for example-have either studied or taught at Bradford College.
Pogue taught at Bradford as a Fulbright scholar from 1975 to
1977. His prints in Then and Now are a color lithograph, "Bradford
Boys," made in 1977, and "Queen of the Night Forever,"
a print made this year that features the night blooming cereus,
which is on view at the Smith College Club.
William Campbell, horticulturist emeritus and director of the Botanic Garden for 34 years, died on October 31, at the age of 98. As Botanic Garden director, Campbell oversaw the Lyman Conservatory and taught horticulture at Smith. Campbell was awarded the Smith Medal in 1978 for his service to the college and community. A native of Scotland, Campbell migrated to Northampton in 1928 after having graduated from the Royal Botanic Garden in Edinburgh with a specialty in horticulture. He also served at one time as the director of the Gardens of the Nations, the rooftop garden at Radio City in New York.
Sources of further information, if any, are indicated in parentheses.

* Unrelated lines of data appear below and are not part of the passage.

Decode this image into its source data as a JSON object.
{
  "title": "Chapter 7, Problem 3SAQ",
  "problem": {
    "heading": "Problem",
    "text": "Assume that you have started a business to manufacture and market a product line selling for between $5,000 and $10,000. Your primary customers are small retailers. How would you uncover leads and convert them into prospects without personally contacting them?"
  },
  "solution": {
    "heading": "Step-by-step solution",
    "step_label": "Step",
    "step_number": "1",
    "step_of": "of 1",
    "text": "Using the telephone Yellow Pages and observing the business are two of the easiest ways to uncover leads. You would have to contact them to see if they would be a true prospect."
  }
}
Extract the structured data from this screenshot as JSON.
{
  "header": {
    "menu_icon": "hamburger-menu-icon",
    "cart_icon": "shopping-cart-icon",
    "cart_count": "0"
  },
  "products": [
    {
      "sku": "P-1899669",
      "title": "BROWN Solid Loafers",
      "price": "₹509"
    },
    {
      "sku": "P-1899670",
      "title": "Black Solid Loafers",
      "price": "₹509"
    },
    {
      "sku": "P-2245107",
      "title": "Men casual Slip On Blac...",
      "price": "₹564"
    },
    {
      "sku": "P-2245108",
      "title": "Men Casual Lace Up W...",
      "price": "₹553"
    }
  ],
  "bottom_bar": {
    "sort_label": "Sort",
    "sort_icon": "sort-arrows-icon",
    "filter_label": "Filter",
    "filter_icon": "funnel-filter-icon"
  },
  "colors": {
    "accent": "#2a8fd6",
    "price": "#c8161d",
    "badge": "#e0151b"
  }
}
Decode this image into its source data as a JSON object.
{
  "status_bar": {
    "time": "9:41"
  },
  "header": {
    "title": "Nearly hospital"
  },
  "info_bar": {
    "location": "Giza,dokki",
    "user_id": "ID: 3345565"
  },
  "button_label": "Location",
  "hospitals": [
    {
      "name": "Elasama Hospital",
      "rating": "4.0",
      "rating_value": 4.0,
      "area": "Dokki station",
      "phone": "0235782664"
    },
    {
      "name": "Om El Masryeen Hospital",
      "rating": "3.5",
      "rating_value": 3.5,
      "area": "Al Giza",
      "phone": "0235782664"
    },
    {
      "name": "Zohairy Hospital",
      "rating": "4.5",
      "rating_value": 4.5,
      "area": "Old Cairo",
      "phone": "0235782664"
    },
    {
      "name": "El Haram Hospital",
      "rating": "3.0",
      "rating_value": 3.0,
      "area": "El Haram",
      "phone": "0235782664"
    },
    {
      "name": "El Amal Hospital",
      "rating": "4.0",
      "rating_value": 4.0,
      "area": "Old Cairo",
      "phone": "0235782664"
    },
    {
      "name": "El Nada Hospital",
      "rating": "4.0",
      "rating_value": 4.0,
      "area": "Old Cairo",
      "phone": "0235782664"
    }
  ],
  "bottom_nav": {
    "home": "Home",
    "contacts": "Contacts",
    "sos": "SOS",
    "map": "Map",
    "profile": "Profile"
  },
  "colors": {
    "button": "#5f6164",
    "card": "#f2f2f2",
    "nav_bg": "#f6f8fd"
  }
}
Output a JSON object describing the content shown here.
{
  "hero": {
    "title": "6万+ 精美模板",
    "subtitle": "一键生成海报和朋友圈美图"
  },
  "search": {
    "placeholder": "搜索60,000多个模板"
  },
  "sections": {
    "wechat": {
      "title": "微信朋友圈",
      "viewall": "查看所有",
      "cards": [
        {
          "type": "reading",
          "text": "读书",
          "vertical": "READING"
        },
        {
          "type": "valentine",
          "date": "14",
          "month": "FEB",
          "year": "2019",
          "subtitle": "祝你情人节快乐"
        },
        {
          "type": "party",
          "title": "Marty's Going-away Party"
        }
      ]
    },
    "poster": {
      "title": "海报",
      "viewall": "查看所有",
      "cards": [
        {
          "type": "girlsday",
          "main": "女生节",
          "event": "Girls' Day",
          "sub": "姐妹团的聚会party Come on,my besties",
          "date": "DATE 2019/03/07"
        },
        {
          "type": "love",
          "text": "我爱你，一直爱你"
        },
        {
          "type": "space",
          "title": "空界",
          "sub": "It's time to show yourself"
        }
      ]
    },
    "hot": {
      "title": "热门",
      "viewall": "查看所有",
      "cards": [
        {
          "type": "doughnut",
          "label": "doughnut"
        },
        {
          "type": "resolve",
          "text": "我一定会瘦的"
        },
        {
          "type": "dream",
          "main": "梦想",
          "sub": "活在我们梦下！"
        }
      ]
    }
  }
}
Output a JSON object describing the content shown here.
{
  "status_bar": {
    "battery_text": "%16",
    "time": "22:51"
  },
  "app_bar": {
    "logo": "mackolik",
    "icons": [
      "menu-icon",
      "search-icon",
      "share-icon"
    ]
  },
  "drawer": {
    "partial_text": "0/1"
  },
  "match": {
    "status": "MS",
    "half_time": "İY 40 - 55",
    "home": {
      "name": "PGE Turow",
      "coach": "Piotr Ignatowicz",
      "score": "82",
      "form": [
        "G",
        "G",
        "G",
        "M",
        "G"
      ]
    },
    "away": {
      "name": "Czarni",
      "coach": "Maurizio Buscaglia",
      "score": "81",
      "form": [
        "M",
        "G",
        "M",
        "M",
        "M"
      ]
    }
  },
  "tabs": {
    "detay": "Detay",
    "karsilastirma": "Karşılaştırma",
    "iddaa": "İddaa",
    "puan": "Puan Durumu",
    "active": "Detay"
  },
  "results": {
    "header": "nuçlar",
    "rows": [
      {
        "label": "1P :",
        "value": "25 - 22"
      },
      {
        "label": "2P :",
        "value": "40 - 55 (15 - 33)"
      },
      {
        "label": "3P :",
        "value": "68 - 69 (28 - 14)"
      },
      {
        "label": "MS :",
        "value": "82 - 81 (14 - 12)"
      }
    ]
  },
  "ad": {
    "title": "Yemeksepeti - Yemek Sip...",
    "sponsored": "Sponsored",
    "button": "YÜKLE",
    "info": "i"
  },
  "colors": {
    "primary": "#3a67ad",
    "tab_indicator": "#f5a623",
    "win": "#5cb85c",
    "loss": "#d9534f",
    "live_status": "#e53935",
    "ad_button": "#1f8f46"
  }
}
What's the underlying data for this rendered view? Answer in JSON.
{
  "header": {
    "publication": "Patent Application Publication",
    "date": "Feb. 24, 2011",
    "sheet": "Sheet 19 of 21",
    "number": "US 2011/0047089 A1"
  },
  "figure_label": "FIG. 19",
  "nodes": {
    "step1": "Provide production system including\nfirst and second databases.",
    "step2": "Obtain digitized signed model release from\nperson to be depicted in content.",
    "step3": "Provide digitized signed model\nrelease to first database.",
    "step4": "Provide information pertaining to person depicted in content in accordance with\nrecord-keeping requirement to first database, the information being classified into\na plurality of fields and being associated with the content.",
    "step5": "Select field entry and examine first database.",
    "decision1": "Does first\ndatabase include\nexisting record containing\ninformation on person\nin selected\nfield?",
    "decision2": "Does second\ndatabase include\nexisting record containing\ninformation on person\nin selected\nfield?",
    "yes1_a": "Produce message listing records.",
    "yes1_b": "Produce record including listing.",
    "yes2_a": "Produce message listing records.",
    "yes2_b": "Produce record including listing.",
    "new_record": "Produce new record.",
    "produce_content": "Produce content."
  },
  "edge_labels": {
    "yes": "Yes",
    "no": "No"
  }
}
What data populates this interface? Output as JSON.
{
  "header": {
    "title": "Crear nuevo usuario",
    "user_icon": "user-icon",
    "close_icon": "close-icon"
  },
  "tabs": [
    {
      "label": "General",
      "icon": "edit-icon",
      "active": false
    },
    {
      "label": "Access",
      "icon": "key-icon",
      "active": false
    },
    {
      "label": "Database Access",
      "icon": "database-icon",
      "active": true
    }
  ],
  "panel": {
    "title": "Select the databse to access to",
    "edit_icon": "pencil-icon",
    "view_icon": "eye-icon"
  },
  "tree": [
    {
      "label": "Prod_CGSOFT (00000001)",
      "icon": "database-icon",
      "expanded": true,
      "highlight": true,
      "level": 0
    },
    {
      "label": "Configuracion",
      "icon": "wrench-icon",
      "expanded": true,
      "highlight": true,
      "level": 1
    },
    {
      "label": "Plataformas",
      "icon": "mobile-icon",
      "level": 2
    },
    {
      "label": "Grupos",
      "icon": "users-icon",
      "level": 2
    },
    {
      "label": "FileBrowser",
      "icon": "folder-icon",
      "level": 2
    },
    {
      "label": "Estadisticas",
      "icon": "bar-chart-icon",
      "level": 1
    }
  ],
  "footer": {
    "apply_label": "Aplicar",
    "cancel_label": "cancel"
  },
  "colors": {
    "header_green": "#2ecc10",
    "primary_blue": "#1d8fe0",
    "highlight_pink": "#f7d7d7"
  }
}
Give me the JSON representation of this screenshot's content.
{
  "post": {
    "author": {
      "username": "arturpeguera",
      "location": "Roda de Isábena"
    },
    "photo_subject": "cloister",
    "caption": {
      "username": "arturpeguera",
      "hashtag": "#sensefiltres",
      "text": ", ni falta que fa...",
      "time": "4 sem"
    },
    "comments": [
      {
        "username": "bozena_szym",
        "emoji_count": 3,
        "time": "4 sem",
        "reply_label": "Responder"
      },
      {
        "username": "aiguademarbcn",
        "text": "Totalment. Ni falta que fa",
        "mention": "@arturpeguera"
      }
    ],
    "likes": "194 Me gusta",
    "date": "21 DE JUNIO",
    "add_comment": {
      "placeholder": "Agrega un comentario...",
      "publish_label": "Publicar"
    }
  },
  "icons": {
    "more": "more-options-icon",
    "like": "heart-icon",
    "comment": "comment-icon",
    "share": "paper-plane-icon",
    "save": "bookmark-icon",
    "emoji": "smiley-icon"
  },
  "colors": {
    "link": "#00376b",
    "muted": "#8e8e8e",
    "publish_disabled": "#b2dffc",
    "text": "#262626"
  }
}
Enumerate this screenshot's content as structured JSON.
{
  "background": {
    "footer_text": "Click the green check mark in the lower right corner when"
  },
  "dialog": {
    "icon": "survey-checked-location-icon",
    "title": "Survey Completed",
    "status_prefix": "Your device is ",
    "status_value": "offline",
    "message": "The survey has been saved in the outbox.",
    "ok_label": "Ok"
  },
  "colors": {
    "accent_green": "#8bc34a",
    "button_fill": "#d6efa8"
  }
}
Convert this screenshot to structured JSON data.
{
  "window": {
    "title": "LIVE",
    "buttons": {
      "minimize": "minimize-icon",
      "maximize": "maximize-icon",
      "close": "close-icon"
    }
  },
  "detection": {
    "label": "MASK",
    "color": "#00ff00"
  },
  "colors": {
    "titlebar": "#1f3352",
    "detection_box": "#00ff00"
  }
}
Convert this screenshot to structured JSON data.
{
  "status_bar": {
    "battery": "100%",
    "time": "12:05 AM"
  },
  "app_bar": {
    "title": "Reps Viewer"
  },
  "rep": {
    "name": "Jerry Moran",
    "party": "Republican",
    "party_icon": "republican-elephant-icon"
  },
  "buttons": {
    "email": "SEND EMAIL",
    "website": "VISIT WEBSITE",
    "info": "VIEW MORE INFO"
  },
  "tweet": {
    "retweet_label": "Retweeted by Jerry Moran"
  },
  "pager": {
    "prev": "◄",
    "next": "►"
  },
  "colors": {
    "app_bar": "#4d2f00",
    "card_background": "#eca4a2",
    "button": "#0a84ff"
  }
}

Notices should be submitted by mail, by e-mail firstname.lastname@example.org) or by fax (extension 2171).
Winter Party 2000
The Refrigerator Door
Interterm Athletic Events
Faculty and Staff
AKP Faculty Fellowships
Submission of Papers
Attention January Graduates
Take Smith Home
Student Positions Open
Sources of further information, if any, are shown in parentheses at the end of event descriptions. An asterisk following a listing indicates that the event is open to the public. Admission charges, if any, are listed when known. Items for this section must be submitted on Event Service Request Forms.
Monday, January 8
Tuesday, January 9
Wednesday, January 10
Thursday, January 11
Workshop Smith TV, a student-operated, closed-circuit broadcast written, produced, performed, directed, and used by students. All students, faculty and staff are welcome to attend and help plan the network. (See notice.) 7 p.m., Nonprint Resources Center
Friday, January 12
Saturday, January 13
Sunday, January 14
Monday, January 15
Tuesday, January 16
Workshop Internships: How to find the one you want where you want it. 3 p.m., CDO
Weight Watchers at Work 1-3 p.m., Neilson Browsing Room*
Wednesday, January 17
Thursday, January 18
Meeting Smith TV, a
student-operated, closed-circuit broadcast written, produced,
performed, directed, and used by students. All students, faculty
and staff are welcome to attend and help plan the network.
Friday, January 19
Saturday, January 20
Basketball vs. Wheaton. 6 p.m., Scott gym*
Sunday, January 21
Monday, January 22
Tuesday, January 23
Workshop Interviewing: Talking with an employer effectively and comfortably. 1:30 p.m., CDO
Wednesday, January 24
Thursday, January 25
Meeting Smith TV, a
student-operated, closed-circuit broadcast written, produced,
performed, directed, and used by students. All students, faculty
and staff are welcome to attend and help plan the network.
Friday, January 26
Saturday, January 27
Sunday, January 28